Not to worry, though, Davaoenos, Tola is not a fine dining restaurant. It’s no secret that the residents of this easy-going city are creatures of habit. Chris iterates the region’s specialities – tuna panga, or the fatty jaw of the region’s plentiful fish, for example – can still be found in the decades-old Luz Kinilaw, a streetside institution that old-timers remain loyal to and continue to frequent. This didn’t deter him – nor his partners at Big Hero 5 Corporation: his cousin, Kim Pamintuan; entrepreneur couple Vince and Tricie Arcenas; and chef Kenneth Villaluz – from engaging the bidding war to acquire the old Balay Oboza. They had, after all, already set up shop in the first floor of the ancestral home with their five-year-old Huckleberry Southern Kitchen and Bar drawing a foodie (though still more boozy) crowd that is learning to eat fresh oysters at the bar.

Their concept was classic Davaoeno: simple, straightforward, and delicious. With the success of Huck paired with each of the Big Hero 5 Corp.’s industry repertoire – Chris is the CEO & President of The Apo View Hotel, and investor-partner at San Francisco’s Hog & Rocks, which is among the Top 100 Bay Area Restaurants list of Michael Bauer; Vince and Tricie are seasoned restaurateurs with Salutti, Cellar de Oboza, and Cellar de Boca under their belt; Kim, alongside Chris, owns Siargao’s Cantina Luna and is currently setting up for the opening of his boutique hotel, Kaza, on the island; and, Kenneth also owned and created the innovative dishes of progressive Filipino restaurant Tiago in Quezon City before moving to Davao – an elegant venue for a well-executed idea seemed par for the course.
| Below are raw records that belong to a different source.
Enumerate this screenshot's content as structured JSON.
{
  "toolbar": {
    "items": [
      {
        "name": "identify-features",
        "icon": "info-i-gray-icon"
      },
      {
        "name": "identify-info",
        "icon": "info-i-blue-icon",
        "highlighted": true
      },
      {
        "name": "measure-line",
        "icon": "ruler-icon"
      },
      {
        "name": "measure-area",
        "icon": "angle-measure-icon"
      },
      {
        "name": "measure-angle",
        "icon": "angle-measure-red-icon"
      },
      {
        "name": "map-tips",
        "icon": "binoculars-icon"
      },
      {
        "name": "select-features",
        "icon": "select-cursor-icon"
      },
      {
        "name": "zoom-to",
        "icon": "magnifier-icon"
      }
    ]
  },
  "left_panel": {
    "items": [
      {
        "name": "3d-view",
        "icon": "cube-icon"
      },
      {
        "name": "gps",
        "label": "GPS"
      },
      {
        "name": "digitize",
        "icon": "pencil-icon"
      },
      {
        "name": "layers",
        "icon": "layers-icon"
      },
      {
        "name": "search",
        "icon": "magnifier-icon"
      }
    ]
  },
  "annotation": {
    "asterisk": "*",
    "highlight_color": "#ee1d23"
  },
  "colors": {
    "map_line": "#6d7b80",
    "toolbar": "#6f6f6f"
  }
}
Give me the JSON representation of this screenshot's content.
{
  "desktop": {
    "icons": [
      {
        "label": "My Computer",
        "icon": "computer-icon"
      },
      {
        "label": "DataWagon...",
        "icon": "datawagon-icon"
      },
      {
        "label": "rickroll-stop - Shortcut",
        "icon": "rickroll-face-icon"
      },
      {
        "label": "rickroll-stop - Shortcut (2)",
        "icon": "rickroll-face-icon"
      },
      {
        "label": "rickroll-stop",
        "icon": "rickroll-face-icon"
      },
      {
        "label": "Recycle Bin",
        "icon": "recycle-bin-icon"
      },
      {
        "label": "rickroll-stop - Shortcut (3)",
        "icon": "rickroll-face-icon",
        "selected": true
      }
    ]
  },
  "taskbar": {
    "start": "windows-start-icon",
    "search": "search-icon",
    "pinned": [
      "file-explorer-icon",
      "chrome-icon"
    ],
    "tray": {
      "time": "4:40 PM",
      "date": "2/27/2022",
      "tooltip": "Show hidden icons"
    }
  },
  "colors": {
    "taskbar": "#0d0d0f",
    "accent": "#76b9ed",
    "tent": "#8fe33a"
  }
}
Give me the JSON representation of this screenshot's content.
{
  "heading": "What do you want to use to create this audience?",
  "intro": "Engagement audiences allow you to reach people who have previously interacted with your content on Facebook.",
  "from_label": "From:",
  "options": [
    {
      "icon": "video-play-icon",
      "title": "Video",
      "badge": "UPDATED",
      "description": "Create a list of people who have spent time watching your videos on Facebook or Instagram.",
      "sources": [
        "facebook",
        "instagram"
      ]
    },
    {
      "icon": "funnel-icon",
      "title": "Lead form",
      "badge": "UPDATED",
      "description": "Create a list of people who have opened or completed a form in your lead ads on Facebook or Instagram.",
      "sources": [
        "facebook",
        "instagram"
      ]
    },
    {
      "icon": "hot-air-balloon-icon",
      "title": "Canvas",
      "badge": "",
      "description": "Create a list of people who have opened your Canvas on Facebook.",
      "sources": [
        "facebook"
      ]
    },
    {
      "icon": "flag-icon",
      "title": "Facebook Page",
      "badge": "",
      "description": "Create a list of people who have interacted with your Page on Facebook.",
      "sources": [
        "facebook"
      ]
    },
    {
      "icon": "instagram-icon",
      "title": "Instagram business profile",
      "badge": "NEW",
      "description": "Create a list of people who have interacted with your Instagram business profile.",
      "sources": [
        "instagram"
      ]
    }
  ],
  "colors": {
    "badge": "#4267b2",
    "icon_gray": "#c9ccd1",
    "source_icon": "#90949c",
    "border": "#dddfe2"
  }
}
While the company has Kenneth, the chef-owner has put his focus on product development for both Huck and Tola. This makes way for Tricie’s brother, Rob Pengson of The Goose Station fame, to take on his first venture in Davao as Tola’s executive chef. As a result, Tola features an extensive menu of over 60 classic Filipino dishes from sinuglaw (grilled pork belly and raw tuna in vinegar and spices) and pomelo salad, to inasal na bagaybay (grilled tuna sacs in a signature Visayan marinade) and pakfry (a meaty fried tuna buntot, or fish tail). Of course, the clear fish soup, tola, which the restaurant is named after, sits at the top of the soup offerings, alongside imbao (clams) and even kansi (a sinigang and bulalo hybrid from the Visayas).  

Tola serves comfort that is reminiscent of Davao as a land of promise, its bountiful sea and fruitscape the guaranteed welcome to myriad visitors from the past. Today, as the city accelerates in development, charming pockets like Balay Oboza present this feeling that only Davaoenos can offer. In a satisfying menu and a beautiful setting, Tola provides nostalgia, but also an invitation to create new memories over good food with family and friends in Davao.

Tola is located at Oboza Compound 143 Rizal Street, Poblacion District, Davao City. Tola is open between 11:00AM and 10:00PM For reservations, call +63.961.108.1724.

  • Photography Isabel Lozano

Tags

Digest

clear
keyboard_arrow_up

In order to provide you with the best possible experience, this website uses cookies. For more information, please refer to our Privacy Policy.

close